Water conditions are in flux on the lower Rogue as levels are forecast to drop over the next couple of days, then jump dramatically as the coming weather front blesses the south coast with much needed rainfall. Unfortunately, if predictions remain accurate, water level and flow are supposed to fall back to summer level lows almost as quickly as they increased. While the Chinook troll fishery on Rogue Bay is showing signs of winding down, the late-comers bound for Indian Creek are yet to arrive. Rain in the forecast should be sufficient impetus to bring those salmon in. It remains to be seen what becomes of the half-pounder fishery which has been the delight of spinner flingers and fly fishers in the Agness area. Once the freshet passes through early in the coming week, this opportunity may wash away. A lesser impact is predicted for the middle Rogue which means salmon will likely be moving through which should create additional opportunities in this stretch. The flies-only restriction on the upper river will end at the start of day on Sunday, November 1st. While precipitation will put a little extra water in the river, it probably won’t be enough for drift-boaters to start working upper sections. At this time of year, however, there are additional fronts on the way.
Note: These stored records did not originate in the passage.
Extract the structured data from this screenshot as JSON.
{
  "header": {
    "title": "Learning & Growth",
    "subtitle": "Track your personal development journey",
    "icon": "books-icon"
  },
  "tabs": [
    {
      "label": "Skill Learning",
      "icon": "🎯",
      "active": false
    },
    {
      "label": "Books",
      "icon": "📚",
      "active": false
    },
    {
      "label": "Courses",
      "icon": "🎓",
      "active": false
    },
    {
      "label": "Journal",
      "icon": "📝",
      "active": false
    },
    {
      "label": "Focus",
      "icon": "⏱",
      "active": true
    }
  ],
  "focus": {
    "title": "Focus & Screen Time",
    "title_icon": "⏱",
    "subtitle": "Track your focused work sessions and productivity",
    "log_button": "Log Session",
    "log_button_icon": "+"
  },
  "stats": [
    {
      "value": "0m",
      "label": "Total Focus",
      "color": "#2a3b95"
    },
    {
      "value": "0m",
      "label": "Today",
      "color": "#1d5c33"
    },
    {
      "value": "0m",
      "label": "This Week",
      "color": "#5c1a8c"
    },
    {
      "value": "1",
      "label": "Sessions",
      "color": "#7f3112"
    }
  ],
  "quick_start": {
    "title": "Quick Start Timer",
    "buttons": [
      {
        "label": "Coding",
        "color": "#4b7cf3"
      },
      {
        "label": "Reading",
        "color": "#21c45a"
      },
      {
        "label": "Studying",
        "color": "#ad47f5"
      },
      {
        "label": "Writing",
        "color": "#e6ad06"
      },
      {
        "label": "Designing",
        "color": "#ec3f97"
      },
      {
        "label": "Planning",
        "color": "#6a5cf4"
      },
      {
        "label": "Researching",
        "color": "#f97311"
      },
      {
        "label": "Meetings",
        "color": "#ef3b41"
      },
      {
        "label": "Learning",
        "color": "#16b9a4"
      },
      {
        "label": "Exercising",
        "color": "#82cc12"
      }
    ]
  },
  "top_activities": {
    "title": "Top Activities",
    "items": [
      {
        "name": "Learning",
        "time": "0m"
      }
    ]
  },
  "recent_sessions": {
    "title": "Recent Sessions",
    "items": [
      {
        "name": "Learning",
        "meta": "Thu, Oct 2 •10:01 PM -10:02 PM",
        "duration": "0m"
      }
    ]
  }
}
It is true that opportunities to cross over into the ocean are fewer but one of the nice things about launching out of Brookings is that cooperative bottomfish await offshore anglers just outside the harbor entrance and they have been cooperating as anglers are landing good numbers of rockfish on a variety of lures. Only a couple of days remain during which ocean fishers may try for halibut as the seven-day-a week fishery will be over at the end of day Saturday, October 31st. Rain has started falling on the South coast, with the Chetco Rivers starting to experience a little benefit in the form of a slight rise li levels and flow. As with most coastal rivers, salmon have been waiting for a freshet to move upstream. The Chetco was just pushing past 300 cfs near Brookings on the afternoon of October 29th but the heaviest rain is yet to fall. Bobber fishing with baits of cured eggs, live sand shrimp or a combination thereof has been responsible for the most hookups. Anglers are hooking a mix of fresh, bright, fish and those which are starting to color up. In a recent seining operation, the ODFW found a couple over 40 pounds which would explain the stories about of broken lines and fish which have been just too big to hold.
Fish have been caught at the mouth of the Elk over the past week or so. With the southernmost part of the coast forecast to get some significant rainfall on Saturday, Chinook should be moving up into the river.